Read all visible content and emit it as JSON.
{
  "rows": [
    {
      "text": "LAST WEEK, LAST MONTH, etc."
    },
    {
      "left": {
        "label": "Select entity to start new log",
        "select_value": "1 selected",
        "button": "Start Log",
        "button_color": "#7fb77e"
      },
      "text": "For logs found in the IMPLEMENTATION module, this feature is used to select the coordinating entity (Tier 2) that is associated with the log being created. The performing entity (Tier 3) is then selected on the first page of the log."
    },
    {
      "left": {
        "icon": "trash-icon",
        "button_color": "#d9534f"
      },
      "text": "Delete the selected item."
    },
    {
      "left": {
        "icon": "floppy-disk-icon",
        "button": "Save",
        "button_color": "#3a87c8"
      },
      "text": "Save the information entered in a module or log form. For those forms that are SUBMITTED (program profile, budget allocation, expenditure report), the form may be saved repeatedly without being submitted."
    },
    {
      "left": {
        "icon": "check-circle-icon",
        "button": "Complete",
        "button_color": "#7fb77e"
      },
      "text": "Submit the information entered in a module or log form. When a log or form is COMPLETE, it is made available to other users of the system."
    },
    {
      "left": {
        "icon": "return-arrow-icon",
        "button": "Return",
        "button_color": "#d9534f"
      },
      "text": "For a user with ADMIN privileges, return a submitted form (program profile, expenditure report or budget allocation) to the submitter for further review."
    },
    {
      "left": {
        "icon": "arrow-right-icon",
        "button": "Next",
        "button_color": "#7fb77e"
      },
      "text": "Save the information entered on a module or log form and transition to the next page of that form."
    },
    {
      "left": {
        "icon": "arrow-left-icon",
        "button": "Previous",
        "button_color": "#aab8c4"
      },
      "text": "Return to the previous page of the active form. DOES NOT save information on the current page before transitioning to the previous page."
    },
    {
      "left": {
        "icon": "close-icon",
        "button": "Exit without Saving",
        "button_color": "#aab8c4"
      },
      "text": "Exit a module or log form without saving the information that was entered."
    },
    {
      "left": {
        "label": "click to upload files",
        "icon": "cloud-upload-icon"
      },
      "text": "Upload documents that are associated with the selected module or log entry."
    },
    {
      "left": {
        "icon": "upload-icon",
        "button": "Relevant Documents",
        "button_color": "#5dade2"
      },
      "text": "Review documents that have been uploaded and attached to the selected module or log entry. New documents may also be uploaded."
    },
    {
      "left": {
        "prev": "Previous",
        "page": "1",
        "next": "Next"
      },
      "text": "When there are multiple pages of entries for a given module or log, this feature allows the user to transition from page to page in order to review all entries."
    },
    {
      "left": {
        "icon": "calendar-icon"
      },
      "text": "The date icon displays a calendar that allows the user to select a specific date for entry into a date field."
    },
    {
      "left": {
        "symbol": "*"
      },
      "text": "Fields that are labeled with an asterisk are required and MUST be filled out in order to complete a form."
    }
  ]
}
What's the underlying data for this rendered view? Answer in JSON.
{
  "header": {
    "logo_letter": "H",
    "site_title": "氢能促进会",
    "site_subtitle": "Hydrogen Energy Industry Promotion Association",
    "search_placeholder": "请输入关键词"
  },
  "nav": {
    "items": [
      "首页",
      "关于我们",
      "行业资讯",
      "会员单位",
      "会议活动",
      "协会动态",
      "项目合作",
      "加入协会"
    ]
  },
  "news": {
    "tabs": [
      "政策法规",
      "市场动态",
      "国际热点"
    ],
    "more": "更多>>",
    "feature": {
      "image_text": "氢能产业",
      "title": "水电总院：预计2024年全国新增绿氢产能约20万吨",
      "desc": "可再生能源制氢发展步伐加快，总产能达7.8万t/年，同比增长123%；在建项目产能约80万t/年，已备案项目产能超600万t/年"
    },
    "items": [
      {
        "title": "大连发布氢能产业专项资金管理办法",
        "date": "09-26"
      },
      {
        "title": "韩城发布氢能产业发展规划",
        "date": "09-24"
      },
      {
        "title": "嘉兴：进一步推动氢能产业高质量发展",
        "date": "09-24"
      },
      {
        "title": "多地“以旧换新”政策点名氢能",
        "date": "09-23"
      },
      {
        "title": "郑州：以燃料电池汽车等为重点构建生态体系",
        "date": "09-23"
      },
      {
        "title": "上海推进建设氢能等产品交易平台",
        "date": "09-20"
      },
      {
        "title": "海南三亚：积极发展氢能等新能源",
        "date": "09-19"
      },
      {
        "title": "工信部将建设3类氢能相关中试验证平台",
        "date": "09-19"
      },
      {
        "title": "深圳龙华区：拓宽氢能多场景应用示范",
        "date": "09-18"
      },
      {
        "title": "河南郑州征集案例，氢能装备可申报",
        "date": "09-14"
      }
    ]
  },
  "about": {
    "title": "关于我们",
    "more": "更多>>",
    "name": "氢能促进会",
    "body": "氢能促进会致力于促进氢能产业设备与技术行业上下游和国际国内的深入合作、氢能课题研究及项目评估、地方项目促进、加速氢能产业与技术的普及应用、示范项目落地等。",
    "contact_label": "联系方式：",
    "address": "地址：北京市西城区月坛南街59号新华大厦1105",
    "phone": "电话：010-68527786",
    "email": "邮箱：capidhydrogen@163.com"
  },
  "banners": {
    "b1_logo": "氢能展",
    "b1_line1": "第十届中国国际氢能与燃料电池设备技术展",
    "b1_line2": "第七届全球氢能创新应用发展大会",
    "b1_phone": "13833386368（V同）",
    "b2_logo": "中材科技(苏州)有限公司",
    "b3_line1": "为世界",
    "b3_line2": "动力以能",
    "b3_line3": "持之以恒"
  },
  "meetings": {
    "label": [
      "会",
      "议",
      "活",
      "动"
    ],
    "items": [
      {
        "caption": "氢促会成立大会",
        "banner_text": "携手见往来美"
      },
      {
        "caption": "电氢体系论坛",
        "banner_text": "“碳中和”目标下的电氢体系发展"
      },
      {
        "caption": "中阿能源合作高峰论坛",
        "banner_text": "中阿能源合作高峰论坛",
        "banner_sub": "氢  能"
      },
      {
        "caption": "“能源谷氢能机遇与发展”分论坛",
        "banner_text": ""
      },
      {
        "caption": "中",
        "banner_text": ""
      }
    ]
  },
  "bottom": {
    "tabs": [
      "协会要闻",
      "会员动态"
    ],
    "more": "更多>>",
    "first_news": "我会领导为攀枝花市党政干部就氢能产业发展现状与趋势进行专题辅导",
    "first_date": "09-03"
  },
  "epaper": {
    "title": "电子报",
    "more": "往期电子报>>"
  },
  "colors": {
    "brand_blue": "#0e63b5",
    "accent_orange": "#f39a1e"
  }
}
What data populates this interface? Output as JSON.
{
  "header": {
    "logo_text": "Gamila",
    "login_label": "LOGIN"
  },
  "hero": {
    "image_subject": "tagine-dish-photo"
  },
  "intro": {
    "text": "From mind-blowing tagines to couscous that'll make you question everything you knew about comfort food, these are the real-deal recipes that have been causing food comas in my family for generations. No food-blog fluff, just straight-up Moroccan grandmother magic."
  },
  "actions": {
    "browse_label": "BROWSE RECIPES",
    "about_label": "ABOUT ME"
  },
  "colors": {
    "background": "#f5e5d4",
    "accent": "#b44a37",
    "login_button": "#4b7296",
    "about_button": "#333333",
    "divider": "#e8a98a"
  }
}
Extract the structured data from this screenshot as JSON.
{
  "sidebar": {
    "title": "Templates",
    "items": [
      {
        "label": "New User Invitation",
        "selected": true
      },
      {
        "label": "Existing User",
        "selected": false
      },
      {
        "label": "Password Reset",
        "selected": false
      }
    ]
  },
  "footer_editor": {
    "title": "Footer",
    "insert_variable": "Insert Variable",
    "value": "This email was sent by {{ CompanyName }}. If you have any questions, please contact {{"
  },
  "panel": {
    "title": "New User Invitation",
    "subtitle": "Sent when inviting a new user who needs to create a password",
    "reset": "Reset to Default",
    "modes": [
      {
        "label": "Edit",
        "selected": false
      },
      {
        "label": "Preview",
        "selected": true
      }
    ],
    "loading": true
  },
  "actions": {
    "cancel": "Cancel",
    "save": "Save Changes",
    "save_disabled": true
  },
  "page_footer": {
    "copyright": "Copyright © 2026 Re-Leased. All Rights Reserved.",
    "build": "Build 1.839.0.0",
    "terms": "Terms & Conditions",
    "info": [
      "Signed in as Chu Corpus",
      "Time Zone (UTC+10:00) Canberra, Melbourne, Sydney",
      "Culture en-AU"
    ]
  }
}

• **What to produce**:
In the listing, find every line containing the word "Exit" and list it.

• **Response to the task**:
        "button": "Exit without Saving",
      "text": "Exit a module or log form without saving the information that was entered."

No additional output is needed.